• [Records provided]
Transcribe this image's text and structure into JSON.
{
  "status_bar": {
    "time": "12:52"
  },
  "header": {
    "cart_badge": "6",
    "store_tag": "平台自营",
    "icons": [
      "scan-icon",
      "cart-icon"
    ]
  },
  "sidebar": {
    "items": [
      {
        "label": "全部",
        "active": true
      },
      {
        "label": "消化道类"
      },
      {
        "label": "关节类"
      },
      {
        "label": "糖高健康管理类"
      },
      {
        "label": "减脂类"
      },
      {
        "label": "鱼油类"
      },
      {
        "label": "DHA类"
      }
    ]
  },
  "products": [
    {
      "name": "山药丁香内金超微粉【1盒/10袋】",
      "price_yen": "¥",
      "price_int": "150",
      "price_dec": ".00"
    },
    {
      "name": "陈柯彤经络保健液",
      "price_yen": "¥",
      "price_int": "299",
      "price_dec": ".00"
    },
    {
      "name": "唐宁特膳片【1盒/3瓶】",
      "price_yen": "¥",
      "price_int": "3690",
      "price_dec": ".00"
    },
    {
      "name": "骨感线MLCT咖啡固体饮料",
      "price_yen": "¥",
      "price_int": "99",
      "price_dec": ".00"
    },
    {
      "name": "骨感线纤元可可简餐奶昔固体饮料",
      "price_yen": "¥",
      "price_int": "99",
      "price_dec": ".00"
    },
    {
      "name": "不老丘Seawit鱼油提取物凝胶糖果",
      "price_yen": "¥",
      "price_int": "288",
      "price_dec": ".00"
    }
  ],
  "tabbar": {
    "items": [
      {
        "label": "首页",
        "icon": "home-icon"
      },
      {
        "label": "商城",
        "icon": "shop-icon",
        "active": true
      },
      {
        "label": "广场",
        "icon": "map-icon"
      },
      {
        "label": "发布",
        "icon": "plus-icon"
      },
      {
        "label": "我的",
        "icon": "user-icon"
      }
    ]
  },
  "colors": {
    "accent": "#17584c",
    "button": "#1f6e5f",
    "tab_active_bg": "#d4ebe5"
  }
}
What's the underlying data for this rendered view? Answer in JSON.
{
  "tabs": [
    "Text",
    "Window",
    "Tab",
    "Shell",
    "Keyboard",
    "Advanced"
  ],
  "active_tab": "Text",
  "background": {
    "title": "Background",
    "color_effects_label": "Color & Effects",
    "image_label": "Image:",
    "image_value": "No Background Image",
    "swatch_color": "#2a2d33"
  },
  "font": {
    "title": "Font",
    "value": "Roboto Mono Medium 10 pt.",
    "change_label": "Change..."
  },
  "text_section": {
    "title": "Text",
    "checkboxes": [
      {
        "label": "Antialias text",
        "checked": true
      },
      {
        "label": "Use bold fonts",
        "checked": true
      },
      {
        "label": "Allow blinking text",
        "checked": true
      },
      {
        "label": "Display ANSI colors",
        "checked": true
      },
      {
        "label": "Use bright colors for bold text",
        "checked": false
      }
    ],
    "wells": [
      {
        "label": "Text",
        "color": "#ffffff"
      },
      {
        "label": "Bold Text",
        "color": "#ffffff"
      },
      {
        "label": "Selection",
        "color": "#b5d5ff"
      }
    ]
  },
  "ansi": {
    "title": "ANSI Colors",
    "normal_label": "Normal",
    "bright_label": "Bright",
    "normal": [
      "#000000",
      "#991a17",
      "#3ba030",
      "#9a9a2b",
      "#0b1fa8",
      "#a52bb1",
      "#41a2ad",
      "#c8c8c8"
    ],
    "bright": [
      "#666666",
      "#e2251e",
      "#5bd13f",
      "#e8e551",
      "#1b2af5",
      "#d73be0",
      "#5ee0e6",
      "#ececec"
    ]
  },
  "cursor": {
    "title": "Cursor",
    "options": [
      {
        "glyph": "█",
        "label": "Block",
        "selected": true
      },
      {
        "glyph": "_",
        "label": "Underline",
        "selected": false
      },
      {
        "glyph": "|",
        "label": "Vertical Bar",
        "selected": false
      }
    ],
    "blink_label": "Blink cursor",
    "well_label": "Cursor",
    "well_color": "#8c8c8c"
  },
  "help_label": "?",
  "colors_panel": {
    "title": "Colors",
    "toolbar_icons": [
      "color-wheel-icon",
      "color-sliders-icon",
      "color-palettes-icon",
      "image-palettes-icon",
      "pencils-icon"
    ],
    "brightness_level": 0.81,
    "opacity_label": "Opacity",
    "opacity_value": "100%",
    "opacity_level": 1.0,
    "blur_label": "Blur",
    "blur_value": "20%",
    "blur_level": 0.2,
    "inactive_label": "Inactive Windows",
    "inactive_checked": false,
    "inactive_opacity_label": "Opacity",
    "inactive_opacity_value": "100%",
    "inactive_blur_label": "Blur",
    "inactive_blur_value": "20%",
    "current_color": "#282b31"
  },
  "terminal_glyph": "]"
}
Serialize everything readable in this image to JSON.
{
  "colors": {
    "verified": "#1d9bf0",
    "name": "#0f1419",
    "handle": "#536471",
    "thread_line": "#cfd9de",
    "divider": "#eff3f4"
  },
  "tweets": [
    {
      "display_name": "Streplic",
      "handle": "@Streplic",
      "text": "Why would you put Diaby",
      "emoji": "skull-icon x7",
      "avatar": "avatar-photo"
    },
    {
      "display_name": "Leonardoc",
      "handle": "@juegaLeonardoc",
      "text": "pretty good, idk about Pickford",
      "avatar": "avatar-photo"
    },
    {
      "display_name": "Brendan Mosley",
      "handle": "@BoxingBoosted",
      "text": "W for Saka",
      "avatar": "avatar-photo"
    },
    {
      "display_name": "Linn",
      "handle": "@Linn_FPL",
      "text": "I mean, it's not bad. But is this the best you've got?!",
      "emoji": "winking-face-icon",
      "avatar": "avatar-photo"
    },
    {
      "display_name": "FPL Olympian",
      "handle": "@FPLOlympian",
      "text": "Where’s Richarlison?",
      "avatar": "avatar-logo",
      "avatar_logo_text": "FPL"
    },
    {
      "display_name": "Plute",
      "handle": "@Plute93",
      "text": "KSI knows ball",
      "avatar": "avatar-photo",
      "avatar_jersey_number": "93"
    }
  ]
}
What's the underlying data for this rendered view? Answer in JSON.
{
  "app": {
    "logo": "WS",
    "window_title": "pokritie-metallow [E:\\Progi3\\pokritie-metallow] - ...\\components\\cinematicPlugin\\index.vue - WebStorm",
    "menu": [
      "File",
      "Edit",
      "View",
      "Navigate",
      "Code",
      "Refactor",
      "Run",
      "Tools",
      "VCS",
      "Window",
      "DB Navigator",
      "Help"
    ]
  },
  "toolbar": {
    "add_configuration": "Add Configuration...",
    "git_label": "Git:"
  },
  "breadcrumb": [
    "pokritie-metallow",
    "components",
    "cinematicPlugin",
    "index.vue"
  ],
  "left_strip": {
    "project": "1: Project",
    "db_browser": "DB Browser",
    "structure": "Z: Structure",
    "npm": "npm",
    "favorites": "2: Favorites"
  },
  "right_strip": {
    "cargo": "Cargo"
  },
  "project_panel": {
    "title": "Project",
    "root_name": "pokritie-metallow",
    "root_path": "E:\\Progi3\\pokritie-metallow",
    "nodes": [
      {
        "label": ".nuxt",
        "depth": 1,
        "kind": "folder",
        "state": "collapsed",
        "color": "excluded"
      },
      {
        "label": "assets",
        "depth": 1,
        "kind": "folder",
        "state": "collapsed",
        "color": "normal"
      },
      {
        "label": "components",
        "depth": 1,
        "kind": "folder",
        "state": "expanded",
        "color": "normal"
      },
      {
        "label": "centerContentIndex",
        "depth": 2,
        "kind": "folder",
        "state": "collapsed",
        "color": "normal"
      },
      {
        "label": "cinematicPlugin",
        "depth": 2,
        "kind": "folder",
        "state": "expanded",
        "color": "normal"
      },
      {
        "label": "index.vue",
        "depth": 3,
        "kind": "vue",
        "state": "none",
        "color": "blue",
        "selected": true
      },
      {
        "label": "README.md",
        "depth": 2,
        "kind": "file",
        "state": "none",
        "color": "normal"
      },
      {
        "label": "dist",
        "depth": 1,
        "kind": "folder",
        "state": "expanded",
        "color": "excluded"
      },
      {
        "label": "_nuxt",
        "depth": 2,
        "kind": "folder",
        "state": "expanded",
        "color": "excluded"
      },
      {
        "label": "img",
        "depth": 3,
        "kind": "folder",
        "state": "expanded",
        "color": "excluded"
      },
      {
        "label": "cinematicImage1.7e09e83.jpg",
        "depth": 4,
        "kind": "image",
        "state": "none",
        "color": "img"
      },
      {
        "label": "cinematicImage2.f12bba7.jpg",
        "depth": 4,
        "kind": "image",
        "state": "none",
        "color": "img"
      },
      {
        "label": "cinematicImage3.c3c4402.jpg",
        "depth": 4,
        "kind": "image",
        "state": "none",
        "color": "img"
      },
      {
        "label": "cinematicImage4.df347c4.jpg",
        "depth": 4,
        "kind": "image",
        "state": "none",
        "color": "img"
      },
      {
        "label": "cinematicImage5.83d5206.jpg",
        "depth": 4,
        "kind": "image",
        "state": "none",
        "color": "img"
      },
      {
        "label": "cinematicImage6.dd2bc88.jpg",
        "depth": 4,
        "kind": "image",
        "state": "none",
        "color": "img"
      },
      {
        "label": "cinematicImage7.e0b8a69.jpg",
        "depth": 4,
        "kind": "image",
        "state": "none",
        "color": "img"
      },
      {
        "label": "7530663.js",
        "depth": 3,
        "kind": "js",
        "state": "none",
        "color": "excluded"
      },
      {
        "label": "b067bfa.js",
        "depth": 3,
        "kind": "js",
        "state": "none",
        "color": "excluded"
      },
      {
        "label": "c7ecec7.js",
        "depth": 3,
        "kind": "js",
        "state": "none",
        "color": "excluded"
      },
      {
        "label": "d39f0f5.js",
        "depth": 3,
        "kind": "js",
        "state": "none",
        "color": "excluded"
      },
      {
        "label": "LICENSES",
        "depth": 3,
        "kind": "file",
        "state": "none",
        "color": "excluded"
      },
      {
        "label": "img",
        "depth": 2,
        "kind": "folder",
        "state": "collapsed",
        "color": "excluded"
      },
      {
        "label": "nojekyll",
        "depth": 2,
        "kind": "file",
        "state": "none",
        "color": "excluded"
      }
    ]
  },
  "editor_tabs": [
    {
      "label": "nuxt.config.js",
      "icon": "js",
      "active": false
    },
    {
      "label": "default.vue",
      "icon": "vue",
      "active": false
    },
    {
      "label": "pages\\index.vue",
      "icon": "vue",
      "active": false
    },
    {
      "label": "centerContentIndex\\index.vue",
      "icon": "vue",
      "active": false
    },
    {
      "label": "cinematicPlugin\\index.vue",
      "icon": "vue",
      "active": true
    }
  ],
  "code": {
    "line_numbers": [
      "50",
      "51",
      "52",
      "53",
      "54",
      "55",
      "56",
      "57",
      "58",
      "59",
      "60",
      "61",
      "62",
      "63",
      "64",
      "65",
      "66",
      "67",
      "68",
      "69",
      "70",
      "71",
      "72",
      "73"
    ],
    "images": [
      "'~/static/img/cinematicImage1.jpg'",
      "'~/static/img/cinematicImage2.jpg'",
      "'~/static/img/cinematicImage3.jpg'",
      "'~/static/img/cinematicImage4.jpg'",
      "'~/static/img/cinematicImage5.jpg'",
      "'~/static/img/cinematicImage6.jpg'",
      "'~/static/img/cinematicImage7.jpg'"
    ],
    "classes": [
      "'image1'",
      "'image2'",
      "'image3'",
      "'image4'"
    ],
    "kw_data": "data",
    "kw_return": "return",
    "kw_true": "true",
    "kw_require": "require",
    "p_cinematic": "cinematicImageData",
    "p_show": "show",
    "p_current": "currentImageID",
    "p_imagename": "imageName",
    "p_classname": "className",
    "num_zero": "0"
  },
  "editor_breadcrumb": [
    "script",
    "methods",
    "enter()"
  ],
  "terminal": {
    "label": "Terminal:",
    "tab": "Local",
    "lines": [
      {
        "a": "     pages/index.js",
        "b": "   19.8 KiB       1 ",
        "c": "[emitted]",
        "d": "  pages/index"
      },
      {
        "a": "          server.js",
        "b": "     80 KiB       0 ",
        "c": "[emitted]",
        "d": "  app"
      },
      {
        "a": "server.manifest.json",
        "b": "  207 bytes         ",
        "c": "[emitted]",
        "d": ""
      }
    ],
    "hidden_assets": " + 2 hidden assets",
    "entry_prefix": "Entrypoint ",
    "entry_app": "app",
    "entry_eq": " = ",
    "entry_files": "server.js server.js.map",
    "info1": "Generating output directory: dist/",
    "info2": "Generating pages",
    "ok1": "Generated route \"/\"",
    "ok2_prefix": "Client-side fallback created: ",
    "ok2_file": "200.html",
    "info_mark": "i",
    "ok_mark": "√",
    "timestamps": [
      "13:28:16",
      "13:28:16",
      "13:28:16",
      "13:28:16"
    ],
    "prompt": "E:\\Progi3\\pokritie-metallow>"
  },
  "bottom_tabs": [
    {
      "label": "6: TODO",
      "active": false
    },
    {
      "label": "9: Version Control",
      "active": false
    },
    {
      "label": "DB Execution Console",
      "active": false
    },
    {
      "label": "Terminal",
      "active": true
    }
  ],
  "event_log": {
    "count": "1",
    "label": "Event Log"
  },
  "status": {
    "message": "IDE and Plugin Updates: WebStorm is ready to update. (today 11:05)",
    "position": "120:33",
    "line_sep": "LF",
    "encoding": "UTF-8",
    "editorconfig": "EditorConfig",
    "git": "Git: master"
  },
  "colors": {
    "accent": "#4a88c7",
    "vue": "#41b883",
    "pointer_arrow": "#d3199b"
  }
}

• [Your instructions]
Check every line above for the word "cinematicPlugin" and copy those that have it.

• [The answer]
    "window_title": "pokritie-metallow [E:\\Progi3\\pokritie-metallow] - ...\\components\\cinematicPlugin\\index.vue - WebStorm",
    "cinematicPlugin",
        "label": "cinematicPlugin",
      "label": "cinematicPlugin\\index.vue",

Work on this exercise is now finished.